━━ SOURCE DATA
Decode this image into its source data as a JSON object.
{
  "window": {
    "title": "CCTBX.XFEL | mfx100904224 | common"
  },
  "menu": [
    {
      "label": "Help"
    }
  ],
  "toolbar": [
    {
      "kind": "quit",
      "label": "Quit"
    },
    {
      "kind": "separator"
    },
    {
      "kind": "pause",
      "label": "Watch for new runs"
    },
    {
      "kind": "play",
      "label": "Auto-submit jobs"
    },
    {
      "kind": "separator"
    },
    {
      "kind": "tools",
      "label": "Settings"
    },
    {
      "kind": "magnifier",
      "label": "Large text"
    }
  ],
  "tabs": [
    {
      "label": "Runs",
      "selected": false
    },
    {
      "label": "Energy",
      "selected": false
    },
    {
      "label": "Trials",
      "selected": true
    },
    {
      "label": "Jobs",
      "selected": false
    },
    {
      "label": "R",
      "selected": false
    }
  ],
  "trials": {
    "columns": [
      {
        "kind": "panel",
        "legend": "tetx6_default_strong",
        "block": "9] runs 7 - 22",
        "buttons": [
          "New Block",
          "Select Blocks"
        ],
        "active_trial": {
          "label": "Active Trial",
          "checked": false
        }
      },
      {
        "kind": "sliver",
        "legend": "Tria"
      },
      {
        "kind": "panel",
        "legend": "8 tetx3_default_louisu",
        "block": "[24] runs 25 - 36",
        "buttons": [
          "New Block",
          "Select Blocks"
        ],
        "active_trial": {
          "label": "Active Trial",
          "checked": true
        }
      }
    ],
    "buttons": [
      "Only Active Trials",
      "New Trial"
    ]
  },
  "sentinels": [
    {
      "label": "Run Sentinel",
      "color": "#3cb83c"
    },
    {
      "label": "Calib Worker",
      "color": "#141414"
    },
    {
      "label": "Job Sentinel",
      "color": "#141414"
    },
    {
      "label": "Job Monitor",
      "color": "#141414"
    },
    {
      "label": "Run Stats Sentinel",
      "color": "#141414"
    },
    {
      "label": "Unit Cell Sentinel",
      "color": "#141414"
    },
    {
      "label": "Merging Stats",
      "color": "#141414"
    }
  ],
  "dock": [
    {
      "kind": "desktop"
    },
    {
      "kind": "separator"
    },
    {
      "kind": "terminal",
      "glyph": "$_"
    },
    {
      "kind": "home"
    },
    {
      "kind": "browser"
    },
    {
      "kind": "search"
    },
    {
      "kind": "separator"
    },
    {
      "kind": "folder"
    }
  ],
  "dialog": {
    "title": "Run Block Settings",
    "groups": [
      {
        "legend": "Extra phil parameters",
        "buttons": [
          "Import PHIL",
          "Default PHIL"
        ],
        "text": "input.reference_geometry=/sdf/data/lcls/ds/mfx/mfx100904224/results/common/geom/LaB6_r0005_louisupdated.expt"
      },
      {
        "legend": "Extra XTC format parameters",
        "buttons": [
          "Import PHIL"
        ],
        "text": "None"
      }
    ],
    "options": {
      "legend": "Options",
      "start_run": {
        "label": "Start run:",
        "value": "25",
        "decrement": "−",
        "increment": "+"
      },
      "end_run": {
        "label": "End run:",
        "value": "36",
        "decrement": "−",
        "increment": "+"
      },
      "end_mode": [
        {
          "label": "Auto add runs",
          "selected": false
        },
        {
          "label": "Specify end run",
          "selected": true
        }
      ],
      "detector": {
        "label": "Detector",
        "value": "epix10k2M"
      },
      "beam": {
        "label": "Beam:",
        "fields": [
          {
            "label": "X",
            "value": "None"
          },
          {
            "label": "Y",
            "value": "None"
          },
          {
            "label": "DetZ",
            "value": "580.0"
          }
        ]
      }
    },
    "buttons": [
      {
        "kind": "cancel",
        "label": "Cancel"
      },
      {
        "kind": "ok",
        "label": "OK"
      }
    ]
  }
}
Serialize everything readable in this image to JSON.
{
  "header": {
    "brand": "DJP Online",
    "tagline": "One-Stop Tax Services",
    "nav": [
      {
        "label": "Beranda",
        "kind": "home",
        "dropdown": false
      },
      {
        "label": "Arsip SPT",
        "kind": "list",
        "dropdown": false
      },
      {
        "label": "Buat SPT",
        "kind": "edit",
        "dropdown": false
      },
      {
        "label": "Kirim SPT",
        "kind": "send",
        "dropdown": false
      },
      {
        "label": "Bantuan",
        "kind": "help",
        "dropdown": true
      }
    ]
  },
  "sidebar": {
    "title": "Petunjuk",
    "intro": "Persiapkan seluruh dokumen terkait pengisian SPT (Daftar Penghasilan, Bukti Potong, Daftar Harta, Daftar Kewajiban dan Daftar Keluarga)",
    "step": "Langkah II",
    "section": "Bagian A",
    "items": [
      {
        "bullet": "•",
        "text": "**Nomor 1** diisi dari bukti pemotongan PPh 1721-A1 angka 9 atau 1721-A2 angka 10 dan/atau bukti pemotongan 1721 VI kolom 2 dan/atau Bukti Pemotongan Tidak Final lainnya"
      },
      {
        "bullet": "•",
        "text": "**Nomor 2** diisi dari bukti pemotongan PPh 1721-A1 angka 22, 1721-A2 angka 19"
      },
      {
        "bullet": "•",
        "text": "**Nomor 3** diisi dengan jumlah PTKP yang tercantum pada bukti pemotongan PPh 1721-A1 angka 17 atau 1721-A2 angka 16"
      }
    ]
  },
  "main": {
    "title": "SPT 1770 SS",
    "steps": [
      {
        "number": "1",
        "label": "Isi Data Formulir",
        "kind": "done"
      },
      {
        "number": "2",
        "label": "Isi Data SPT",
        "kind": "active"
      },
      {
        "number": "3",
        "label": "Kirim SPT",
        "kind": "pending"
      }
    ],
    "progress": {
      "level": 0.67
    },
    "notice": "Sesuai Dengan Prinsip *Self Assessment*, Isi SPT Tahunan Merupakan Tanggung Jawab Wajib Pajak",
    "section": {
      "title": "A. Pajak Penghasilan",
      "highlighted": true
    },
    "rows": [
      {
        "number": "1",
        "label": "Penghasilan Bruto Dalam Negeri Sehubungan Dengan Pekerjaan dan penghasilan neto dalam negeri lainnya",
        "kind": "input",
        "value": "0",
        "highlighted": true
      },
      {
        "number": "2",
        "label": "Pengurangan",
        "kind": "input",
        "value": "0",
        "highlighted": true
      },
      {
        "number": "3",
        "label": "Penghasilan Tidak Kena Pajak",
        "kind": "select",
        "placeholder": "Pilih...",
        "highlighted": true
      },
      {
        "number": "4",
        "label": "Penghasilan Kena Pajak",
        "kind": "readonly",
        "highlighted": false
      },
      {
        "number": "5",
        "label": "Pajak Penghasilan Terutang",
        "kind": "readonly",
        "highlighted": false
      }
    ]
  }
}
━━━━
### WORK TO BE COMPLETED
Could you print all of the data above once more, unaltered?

### SOLUTION
Decode this image into its source data as a JSON object.
{
  "window": {
    "title": "CCTBX.XFEL | mfx100904224 | common"
  },
  "menu": [
    {
      "label": "Help"
    }
  ],
  "toolbar": [
    {
      "kind": "quit",
      "label": "Quit"
    },
    {
      "kind": "separator"
    },
    {
      "kind": "pause",
      "label": "Watch for new runs"
    },
    {
      "kind": "play",
      "label": "Auto-submit jobs"
    },
    {
      "kind": "separator"
    },
    {
      "kind": "tools",
      "label": "Settings"
    },
    {
      "kind": "magnifier",
      "label": "Large text"
    }
  ],
  "tabs": [
    {
      "label": "Runs",
      "selected": false
    },
    {
      "label": "Energy",
      "selected": false
    },
    {
      "label": "Trials",
      "selected": true
    },
    {
      "label": "Jobs",
      "selected": false
    },
    {
      "label": "R",
      "selected": false
    }
  ],
  "trials": {
    "columns": [
      {
        "kind": "panel",
        "legend": "tetx6_default_strong",
        "block": "9] runs 7 - 22",
        "buttons": [
          "New Block",
          "Select Blocks"
        ],
        "active_trial": {
          "label": "Active Trial",
          "checked": false
        }
      },
      {
        "kind": "sliver",
        "legend": "Tria"
      },
      {
        "kind": "panel",
        "legend": "8 tetx3_default_louisu",
        "block": "[24] runs 25 - 36",
        "buttons": [
          "New Block",
          "Select Blocks"
        ],
        "active_trial": {
          "label": "Active Trial",
          "checked": true
        }
      }
    ],
    "buttons": [
      "Only Active Trials",
      "New Trial"
    ]
  },
  "sentinels": [
    {
      "label": "Run Sentinel",
      "color": "#3cb83c"
    },
    {
      "label": "Calib Worker",
      "color": "#141414"
    },
    {
      "label": "Job Sentinel",
      "color": "#141414"
    },
    {
      "label": "Job Monitor",
      "color": "#141414"
    },
    {
      "label": "Run Stats Sentinel",
      "color": "#141414"
    },
    {
      "label": "Unit Cell Sentinel",
      "color": "#141414"
    },
    {
      "label": "Merging Stats",
      "color": "#141414"
    }
  ],
  "dock": [
    {
      "kind": "desktop"
    },
    {
      "kind": "separator"
    },
    {
      "kind": "terminal",
      "glyph": "$_"
    },
    {
      "kind": "home"
    },
    {
      "kind": "browser"
    },
    {
      "kind": "search"
    },
    {
      "kind": "separator"
    },
    {
      "kind": "folder"
    }
  ],
  "dialog": {
    "title": "Run Block Settings",
    "groups": [
      {
        "legend": "Extra phil parameters",
        "buttons": [
          "Import PHIL",
          "Default PHIL"
        ],
        "text": "input.reference_geometry=/sdf/data/lcls/ds/mfx/mfx100904224/results/common/geom/LaB6_r0005_louisupdated.expt"
      },
      {
        "legend": "Extra XTC format parameters",
        "buttons": [
          "Import PHIL"
        ],
        "text": "None"
      }
    ],
    "options": {
      "legend": "Options",
      "start_run": {
        "label": "Start run:",
        "value": "25",
        "decrement": "−",
        "increment": "+"
      },
      "end_run": {
        "label": "End run:",
        "value": "36",
        "decrement": "−",
        "increment": "+"
      },
      "end_mode": [
        {
          "label": "Auto add runs",
          "selected": false
        },
        {
          "label": "Specify end run",
          "selected": true
        }
      ],
      "detector": {
        "label": "Detector",
        "value": "epix10k2M"
      },
      "beam": {
        "label": "Beam:",
        "fields": [
          {
            "label": "X",
            "value": "None"
          },
          {
            "label": "Y",
            "value": "None"
          },
          {
            "label": "DetZ",
            "value": "580.0"
          }
        ]
      }
    },
    "buttons": [
      {
        "kind": "cancel",
        "label": "Cancel"
      },
      {
        "kind": "ok",
        "label": "OK"
      }
    ]
  }
}
Serialize everything readable in this image to JSON.
{
  "header": {
    "brand": "DJP Online",
    "tagline": "One-Stop Tax Services",
    "nav": [
      {
        "label": "Beranda",
        "kind": "home",
        "dropdown": false
      },
      {
        "label": "Arsip SPT",
        "kind": "list",
        "dropdown": false
      },
      {
        "label": "Buat SPT",
        "kind": "edit",
        "dropdown": false
      },
      {
        "label": "Kirim SPT",
        "kind": "send",
        "dropdown": false
      },
      {
        "label": "Bantuan",
        "kind": "help",
        "dropdown": true
      }
    ]
  },
  "sidebar": {
    "title": "Petunjuk",
    "intro": "Persiapkan seluruh dokumen terkait pengisian SPT (Daftar Penghasilan, Bukti Potong, Daftar Harta, Daftar Kewajiban dan Daftar Keluarga)",
    "step": "Langkah II",
    "section": "Bagian A",
    "items": [
      {
        "bullet": "•",
        "text": "**Nomor 1** diisi dari bukti pemotongan PPh 1721-A1 angka 9 atau 1721-A2 angka 10 dan/atau bukti pemotongan 1721 VI kolom 2 dan/atau Bukti Pemotongan Tidak Final lainnya"
      },
      {
        "bullet": "•",
        "text": "**Nomor 2** diisi dari bukti pemotongan PPh 1721-A1 angka 22, 1721-A2 angka 19"
      },
      {
        "bullet": "•",
        "text": "**Nomor 3** diisi dengan jumlah PTKP yang tercantum pada bukti pemotongan PPh 1721-A1 angka 17 atau 1721-A2 angka 16"
      }
    ]
  },
  "main": {
    "title": "SPT 1770 SS",
    "steps": [
      {
        "number": "1",
        "label": "Isi Data Formulir",
        "kind": "done"
      },
      {
        "number": "2",
        "label": "Isi Data SPT",
        "kind": "active"
      },
      {
        "number": "3",
        "label": "Kirim SPT",
        "kind": "pending"
      }
    ],
    "progress": {
      "level": 0.67
    },
    "notice": "Sesuai Dengan Prinsip *Self Assessment*, Isi SPT Tahunan Merupakan Tanggung Jawab Wajib Pajak",
    "section": {
      "title": "A. Pajak Penghasilan",
      "highlighted": true
    },
    "rows": [
      {
        "number": "1",
        "label": "Penghasilan Bruto Dalam Negeri Sehubungan Dengan Pekerjaan dan penghasilan neto dalam negeri lainnya",
        "kind": "input",
        "value": "0",
        "highlighted": true
      },
      {
        "number": "2",
        "label": "Pengurangan",
        "kind": "input",
        "value": "0",
        "highlighted": true
      },
      {
        "number": "3",
        "label": "Penghasilan Tidak Kena Pajak",
        "kind": "select",
        "placeholder": "Pilih...",
        "highlighted": true
      },
      {
        "number": "4",
        "label": "Penghasilan Kena Pajak",
        "kind": "readonly",
        "highlighted": false
      },
      {
        "number": "5",
        "label": "Pajak Penghasilan Terutang",
        "kind": "readonly",
        "highlighted": false
      }
    ]
  }
}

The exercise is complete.